WHAT YOU NEED TO DO
Which lines of the data contain the string "Field"? Copy every one.

SUPPLIED RECORDS
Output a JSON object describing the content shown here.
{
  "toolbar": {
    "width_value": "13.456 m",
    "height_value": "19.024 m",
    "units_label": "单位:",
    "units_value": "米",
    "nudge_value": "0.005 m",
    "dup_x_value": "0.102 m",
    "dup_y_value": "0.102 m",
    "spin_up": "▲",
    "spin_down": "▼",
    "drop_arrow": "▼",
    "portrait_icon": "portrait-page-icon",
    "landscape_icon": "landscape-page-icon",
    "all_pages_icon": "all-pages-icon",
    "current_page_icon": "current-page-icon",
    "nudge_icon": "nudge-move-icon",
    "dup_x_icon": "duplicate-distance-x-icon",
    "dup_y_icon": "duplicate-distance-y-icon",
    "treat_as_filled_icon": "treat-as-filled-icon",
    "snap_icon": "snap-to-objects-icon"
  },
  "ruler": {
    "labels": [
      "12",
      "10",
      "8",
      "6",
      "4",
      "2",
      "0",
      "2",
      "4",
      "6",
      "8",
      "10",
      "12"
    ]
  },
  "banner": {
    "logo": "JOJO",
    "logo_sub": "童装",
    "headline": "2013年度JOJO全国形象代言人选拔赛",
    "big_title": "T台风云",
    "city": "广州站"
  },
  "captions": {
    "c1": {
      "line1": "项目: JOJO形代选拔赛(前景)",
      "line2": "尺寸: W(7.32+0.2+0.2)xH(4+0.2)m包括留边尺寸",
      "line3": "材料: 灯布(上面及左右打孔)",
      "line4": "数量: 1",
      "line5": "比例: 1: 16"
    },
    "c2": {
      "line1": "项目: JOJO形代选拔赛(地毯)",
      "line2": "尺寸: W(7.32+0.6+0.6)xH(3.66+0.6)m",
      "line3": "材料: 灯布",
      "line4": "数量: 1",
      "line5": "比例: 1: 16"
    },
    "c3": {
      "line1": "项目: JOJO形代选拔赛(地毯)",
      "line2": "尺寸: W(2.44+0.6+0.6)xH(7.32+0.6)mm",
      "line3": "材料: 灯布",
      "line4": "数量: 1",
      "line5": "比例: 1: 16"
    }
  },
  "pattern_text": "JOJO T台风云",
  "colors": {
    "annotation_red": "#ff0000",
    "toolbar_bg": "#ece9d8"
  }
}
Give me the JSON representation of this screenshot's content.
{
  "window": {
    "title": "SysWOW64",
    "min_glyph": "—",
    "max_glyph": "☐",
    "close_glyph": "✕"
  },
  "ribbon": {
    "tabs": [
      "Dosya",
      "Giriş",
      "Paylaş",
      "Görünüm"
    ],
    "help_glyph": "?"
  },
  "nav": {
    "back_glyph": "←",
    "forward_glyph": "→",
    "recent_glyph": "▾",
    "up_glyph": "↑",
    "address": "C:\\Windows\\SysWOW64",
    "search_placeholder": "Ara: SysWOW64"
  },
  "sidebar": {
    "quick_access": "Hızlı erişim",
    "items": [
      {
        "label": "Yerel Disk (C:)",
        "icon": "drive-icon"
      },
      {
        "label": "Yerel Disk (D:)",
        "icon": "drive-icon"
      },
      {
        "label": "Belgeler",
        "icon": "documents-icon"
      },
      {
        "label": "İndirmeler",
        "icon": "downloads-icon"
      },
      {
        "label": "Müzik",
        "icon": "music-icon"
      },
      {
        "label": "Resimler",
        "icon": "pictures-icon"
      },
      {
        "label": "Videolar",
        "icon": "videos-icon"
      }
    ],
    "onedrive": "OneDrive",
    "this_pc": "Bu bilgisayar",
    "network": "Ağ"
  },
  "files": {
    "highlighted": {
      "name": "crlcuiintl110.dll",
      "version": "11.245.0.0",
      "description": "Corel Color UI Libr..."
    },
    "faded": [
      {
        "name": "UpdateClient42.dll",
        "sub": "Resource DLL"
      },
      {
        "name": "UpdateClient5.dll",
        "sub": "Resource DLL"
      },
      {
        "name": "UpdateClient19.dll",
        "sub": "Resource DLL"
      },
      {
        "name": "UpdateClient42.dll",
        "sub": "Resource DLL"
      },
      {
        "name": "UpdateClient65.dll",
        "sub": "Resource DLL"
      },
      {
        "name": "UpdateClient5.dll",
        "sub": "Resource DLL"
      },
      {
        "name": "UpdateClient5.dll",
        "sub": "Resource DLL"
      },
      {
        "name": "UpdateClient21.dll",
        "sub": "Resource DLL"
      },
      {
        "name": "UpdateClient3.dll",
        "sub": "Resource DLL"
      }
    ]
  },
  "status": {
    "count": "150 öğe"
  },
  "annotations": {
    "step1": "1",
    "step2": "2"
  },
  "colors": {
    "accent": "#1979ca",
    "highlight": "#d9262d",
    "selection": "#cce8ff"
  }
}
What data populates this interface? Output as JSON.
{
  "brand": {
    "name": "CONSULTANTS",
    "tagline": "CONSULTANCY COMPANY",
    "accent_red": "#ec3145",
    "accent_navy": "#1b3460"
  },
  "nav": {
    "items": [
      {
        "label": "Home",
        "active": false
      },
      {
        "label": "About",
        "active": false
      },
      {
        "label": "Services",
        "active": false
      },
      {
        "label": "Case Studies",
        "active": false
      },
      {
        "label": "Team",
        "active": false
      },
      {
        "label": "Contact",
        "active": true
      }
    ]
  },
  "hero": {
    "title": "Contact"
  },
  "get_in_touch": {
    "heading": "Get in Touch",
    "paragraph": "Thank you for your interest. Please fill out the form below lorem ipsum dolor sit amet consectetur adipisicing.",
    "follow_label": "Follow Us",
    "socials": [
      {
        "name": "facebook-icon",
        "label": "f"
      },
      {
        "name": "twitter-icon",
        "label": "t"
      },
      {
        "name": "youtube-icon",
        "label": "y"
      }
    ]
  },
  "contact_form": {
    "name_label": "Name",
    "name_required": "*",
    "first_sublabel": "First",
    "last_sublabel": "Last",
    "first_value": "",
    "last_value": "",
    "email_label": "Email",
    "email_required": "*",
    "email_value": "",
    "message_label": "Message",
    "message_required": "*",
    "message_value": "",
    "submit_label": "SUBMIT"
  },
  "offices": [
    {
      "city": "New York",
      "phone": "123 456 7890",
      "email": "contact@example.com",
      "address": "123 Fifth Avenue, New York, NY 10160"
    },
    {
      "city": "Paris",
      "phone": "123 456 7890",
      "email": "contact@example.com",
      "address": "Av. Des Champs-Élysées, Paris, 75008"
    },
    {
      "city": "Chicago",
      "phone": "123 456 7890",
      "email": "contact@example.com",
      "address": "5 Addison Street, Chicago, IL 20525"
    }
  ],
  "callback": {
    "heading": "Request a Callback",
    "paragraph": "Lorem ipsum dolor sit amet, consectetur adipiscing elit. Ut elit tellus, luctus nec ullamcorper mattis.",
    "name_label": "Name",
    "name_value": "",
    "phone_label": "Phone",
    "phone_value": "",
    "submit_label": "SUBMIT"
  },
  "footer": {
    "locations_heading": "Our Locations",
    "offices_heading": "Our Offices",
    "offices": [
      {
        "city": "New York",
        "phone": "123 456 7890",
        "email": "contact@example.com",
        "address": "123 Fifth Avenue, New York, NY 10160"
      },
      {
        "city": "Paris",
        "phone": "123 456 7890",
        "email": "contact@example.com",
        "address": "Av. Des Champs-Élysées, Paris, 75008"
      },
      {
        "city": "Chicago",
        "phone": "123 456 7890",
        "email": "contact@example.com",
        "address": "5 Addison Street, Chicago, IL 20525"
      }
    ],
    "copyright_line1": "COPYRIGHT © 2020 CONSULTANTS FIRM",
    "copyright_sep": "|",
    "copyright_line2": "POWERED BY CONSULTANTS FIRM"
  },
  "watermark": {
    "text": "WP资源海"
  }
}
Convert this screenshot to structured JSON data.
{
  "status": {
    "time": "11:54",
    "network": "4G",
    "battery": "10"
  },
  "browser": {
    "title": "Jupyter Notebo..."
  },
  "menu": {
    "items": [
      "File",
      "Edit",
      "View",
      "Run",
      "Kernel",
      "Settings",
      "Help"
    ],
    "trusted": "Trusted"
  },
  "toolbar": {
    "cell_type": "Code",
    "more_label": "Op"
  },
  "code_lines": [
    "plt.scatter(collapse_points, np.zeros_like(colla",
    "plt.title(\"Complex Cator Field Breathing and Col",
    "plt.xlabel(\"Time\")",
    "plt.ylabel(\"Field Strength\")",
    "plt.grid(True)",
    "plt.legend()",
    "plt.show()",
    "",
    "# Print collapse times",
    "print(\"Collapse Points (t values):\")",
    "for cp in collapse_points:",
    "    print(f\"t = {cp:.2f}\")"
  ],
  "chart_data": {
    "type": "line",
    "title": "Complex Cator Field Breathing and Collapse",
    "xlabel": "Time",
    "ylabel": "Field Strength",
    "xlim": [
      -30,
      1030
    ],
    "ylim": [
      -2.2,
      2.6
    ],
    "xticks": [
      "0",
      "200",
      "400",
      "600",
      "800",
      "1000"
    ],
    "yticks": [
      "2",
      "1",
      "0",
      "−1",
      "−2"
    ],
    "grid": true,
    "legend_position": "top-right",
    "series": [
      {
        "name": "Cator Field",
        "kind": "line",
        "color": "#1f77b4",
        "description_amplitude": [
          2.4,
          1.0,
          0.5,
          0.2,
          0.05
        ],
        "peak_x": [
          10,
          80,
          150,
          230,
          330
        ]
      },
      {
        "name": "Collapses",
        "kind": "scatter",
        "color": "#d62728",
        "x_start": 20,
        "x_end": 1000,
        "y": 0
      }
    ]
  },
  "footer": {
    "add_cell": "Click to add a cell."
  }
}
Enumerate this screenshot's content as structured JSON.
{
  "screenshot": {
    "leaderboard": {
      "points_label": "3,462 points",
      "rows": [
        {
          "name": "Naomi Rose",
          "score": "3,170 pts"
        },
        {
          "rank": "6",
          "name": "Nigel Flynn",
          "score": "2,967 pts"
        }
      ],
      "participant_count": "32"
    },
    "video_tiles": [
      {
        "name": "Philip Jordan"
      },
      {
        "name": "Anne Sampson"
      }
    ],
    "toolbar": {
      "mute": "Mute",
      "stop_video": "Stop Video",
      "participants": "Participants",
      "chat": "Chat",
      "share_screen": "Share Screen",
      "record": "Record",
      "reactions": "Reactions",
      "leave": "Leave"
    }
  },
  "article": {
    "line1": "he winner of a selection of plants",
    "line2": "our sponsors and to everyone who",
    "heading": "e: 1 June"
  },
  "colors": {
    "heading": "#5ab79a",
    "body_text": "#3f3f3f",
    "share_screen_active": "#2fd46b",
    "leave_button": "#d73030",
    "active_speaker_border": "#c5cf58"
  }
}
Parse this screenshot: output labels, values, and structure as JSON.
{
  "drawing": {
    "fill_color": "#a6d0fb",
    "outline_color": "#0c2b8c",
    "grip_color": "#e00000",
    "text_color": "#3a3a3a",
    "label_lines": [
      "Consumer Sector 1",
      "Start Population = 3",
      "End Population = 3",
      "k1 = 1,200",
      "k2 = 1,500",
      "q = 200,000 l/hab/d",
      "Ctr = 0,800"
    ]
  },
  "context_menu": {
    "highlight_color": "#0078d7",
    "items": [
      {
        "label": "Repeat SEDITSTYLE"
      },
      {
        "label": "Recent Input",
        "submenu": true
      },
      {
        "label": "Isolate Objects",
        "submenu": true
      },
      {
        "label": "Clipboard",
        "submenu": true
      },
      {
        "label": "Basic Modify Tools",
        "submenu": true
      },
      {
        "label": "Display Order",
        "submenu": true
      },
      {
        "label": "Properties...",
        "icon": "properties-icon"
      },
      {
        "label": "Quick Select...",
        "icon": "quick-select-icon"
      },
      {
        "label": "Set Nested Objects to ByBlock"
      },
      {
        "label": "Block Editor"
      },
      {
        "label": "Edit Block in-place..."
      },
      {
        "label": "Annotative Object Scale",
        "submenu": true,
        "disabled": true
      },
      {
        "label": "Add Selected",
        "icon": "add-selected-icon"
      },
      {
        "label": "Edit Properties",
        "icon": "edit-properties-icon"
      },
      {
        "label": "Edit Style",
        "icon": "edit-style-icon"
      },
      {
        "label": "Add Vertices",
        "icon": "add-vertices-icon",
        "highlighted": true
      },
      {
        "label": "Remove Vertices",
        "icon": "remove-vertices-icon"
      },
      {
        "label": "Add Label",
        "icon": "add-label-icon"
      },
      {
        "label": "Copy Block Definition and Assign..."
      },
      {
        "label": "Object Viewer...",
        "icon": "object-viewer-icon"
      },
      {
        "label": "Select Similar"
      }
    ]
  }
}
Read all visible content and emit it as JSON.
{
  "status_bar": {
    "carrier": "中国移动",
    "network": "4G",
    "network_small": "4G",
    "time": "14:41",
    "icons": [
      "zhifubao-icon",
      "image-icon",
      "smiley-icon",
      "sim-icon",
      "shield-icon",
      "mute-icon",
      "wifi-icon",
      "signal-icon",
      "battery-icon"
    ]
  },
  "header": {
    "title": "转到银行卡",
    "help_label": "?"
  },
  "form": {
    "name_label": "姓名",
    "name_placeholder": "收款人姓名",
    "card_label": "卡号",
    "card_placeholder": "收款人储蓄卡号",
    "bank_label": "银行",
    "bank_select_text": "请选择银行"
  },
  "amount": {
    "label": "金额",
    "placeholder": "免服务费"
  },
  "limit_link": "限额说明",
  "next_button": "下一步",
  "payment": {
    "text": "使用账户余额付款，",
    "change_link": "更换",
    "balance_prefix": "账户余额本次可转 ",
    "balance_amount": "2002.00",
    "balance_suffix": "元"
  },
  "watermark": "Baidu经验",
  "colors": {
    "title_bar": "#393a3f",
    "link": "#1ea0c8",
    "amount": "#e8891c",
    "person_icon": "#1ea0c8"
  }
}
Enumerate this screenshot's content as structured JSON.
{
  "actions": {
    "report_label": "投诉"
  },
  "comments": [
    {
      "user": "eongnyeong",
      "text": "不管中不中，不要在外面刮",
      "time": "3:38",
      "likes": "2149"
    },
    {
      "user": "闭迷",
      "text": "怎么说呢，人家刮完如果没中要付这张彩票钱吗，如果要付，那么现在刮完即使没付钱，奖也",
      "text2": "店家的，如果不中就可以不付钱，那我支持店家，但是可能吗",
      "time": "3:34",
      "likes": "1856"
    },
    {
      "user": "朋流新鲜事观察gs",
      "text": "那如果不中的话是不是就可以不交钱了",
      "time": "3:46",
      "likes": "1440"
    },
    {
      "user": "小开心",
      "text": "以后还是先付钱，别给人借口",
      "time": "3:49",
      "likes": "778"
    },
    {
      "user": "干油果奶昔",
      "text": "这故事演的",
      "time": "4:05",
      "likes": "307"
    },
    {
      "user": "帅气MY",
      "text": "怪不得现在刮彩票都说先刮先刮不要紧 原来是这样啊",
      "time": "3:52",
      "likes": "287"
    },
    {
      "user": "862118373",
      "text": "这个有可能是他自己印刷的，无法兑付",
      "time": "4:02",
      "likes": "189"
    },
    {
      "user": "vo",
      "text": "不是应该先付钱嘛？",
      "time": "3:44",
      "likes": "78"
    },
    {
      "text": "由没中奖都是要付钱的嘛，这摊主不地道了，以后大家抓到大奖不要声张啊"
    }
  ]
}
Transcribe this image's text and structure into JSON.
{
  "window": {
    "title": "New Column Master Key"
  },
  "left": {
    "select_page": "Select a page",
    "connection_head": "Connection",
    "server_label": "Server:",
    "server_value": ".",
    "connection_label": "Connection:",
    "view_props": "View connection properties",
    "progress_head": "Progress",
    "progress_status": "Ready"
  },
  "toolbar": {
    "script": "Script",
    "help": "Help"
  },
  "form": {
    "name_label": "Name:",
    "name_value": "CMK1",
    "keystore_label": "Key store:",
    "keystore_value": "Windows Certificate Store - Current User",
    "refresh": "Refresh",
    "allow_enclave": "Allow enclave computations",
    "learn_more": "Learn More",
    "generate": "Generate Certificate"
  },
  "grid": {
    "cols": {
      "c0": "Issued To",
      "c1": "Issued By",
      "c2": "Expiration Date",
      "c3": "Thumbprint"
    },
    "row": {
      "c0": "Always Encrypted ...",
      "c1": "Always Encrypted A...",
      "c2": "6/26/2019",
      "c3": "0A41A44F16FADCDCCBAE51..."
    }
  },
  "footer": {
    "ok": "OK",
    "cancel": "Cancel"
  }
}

RESPONSE TO THE TASK
    "plt.title(\"Complex Cator Field Breathing and Col",
    "plt.ylabel(\"Field Strength\")",
    "title": "Complex Cator Field Breathing and Collapse",
    "ylabel": "Field Strength",
        "name": "Cator Field",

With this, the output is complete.